_What is being asked_
What number of lines in the records below hold the word "this"? Give that number alone.
<<<<
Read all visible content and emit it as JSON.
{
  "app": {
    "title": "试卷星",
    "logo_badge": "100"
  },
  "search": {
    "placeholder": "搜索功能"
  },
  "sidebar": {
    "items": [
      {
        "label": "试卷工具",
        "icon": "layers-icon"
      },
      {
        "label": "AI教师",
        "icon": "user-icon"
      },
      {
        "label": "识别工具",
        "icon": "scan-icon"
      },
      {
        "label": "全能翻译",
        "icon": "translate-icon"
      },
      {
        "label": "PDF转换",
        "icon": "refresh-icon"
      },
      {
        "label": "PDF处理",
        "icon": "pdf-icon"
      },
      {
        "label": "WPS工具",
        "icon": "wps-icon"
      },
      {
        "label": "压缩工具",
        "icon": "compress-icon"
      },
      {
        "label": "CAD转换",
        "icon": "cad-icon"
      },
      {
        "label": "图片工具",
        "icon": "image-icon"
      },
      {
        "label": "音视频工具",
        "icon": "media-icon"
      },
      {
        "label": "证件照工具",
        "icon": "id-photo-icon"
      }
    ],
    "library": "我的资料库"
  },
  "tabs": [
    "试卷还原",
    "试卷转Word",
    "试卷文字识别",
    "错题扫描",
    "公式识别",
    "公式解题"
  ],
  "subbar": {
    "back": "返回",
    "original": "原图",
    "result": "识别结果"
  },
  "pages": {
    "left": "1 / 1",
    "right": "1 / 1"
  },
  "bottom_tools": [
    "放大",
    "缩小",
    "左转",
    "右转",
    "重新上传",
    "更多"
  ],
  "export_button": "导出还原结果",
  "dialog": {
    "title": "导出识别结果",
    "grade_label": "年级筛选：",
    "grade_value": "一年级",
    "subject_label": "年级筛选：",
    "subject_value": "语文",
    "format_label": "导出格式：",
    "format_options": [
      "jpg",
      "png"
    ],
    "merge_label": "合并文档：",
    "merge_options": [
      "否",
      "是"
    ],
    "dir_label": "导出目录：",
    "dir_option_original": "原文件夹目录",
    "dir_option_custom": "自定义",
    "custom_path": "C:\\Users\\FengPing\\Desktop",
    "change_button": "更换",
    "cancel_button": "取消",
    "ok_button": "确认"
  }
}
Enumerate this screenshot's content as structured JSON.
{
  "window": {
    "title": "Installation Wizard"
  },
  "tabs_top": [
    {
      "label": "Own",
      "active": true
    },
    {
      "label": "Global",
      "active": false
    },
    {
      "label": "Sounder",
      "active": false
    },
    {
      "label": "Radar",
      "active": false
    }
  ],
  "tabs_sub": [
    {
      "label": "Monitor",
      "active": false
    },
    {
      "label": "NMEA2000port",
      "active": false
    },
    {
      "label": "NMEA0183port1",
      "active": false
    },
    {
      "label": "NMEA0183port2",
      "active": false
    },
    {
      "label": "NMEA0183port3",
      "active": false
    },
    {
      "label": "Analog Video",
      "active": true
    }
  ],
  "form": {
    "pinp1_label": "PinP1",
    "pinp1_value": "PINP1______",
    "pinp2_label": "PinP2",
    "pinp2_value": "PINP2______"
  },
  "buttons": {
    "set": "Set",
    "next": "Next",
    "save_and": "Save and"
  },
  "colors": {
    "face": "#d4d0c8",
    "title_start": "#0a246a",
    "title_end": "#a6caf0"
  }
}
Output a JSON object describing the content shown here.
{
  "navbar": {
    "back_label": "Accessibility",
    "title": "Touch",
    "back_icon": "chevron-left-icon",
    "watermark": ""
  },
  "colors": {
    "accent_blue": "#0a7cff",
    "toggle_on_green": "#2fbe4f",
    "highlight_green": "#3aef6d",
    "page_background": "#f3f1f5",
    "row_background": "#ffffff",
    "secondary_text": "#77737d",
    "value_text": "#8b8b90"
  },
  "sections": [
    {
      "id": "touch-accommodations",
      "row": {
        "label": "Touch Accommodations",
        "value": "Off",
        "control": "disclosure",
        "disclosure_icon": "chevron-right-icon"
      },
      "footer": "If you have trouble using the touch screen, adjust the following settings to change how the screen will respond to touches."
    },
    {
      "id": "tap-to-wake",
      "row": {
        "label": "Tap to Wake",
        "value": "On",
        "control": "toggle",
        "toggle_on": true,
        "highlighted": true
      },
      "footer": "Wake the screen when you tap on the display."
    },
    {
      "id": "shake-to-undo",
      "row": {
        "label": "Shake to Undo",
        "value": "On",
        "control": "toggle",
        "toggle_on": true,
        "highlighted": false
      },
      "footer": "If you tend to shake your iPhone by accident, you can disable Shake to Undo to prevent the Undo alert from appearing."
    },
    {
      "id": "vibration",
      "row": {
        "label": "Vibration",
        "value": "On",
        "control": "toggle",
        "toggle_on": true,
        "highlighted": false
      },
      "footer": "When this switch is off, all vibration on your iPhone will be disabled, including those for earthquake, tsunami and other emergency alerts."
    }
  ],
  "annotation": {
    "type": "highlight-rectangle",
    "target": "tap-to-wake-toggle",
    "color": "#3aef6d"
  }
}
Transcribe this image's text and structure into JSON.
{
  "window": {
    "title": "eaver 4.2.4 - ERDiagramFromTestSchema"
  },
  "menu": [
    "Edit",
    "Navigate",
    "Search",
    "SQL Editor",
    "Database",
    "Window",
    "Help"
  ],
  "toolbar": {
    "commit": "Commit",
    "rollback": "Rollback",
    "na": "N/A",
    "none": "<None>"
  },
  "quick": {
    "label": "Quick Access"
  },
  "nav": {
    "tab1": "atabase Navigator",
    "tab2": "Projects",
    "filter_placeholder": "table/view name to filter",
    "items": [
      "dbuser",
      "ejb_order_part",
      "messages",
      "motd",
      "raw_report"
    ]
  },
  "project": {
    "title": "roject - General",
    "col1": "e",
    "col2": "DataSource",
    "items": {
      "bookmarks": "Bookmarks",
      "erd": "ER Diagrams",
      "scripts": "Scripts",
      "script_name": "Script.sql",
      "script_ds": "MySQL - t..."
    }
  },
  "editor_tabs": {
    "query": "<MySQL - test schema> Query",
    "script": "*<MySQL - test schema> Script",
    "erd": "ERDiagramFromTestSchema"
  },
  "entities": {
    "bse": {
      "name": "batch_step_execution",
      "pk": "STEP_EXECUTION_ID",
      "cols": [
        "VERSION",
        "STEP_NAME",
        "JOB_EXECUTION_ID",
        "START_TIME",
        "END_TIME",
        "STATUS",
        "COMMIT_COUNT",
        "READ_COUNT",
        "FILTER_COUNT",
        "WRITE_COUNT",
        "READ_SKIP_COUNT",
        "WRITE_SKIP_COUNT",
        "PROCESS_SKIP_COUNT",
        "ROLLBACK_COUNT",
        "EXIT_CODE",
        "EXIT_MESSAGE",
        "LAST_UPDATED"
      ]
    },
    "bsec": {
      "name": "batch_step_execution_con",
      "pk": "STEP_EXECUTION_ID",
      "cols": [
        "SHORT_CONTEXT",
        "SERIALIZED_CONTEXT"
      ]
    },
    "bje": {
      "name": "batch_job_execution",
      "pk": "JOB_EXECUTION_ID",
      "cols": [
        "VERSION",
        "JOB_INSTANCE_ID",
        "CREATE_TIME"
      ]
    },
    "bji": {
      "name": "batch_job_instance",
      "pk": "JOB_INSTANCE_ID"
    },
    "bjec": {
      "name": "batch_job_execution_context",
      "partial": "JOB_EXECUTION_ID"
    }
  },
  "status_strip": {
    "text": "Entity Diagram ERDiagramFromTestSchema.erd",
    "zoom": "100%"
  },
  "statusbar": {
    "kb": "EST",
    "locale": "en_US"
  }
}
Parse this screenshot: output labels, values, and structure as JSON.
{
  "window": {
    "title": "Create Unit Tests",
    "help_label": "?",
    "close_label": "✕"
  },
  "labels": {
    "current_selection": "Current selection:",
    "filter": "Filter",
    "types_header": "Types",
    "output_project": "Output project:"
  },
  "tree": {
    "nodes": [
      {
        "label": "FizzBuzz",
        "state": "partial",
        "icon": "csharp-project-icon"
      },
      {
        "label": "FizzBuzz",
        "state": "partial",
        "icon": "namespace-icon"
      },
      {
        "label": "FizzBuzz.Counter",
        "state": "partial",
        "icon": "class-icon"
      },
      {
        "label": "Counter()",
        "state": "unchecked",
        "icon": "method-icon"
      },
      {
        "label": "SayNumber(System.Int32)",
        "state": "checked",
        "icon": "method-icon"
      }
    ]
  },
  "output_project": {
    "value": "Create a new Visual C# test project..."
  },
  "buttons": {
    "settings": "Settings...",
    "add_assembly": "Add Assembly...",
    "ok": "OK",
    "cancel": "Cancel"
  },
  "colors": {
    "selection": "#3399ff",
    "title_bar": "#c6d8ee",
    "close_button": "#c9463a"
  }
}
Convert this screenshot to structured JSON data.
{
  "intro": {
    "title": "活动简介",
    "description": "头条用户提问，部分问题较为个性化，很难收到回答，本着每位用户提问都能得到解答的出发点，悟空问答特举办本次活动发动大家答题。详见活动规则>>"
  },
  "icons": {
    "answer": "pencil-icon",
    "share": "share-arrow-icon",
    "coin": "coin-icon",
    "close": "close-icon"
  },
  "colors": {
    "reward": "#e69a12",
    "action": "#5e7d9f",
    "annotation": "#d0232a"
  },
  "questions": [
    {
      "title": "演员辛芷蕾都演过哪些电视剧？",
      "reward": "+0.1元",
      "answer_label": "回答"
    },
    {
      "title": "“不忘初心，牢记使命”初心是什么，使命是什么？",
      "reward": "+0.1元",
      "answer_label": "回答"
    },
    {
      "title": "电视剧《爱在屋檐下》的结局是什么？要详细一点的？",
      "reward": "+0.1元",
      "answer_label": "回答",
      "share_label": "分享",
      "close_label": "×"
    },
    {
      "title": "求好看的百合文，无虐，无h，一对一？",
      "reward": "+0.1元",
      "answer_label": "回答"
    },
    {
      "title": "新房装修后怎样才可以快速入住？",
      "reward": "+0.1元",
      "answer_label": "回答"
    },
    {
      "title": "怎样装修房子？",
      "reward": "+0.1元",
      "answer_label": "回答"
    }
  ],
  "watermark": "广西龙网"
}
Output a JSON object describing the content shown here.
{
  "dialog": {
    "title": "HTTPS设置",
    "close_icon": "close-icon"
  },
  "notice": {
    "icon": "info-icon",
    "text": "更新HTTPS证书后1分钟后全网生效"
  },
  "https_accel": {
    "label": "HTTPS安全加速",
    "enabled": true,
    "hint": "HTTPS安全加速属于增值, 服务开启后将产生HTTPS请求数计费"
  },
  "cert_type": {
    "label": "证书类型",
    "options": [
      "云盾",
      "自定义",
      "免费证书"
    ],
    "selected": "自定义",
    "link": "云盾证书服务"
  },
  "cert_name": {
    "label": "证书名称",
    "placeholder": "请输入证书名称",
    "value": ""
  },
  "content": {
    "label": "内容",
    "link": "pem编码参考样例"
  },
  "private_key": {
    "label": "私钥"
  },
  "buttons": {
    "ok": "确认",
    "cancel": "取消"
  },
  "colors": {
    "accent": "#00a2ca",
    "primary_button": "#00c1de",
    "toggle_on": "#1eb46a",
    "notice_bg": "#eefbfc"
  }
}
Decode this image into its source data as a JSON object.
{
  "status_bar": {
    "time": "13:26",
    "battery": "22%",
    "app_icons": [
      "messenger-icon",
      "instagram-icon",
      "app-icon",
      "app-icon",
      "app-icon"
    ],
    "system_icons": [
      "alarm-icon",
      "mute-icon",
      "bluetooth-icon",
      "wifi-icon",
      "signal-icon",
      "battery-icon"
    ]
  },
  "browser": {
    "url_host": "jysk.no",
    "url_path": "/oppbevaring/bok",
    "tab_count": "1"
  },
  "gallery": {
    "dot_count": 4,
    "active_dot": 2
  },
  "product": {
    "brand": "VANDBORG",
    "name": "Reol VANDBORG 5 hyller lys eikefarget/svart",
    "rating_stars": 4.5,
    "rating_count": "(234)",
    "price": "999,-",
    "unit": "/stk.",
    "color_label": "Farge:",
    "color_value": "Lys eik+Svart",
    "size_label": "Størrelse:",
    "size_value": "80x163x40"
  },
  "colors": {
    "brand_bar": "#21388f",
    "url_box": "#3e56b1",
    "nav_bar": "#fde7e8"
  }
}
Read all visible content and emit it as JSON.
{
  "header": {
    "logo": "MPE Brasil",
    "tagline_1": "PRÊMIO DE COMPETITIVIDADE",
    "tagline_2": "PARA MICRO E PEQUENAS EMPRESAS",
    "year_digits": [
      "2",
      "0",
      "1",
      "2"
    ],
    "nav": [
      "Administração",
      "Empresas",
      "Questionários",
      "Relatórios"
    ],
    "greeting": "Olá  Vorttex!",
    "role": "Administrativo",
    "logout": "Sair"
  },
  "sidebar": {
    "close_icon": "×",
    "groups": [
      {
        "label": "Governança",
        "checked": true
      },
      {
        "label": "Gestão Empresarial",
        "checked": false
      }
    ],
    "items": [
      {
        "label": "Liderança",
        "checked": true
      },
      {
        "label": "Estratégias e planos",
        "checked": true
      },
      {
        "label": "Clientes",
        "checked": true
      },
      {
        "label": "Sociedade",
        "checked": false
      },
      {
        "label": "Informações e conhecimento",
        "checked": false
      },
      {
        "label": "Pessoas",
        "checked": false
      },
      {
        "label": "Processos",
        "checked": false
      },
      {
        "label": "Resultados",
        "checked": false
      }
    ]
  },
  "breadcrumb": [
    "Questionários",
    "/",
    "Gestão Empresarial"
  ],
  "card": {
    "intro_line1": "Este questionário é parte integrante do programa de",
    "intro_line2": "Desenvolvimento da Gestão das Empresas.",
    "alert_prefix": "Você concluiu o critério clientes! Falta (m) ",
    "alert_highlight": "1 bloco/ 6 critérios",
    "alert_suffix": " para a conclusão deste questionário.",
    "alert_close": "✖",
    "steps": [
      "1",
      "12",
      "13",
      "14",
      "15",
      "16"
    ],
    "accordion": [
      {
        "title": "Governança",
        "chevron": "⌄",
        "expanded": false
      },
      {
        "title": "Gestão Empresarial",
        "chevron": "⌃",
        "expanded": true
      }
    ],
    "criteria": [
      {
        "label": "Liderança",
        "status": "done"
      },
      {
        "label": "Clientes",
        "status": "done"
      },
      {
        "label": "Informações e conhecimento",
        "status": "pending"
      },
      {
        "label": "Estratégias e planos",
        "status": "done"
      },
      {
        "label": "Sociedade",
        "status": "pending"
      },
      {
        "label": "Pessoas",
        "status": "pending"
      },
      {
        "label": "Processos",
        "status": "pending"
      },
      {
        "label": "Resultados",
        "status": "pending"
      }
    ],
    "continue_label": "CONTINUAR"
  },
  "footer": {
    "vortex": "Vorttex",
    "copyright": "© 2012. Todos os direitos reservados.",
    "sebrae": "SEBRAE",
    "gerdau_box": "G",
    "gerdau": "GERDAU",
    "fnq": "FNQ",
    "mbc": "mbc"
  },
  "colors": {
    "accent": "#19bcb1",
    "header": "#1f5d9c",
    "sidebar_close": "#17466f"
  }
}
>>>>
_Answer for the task_
6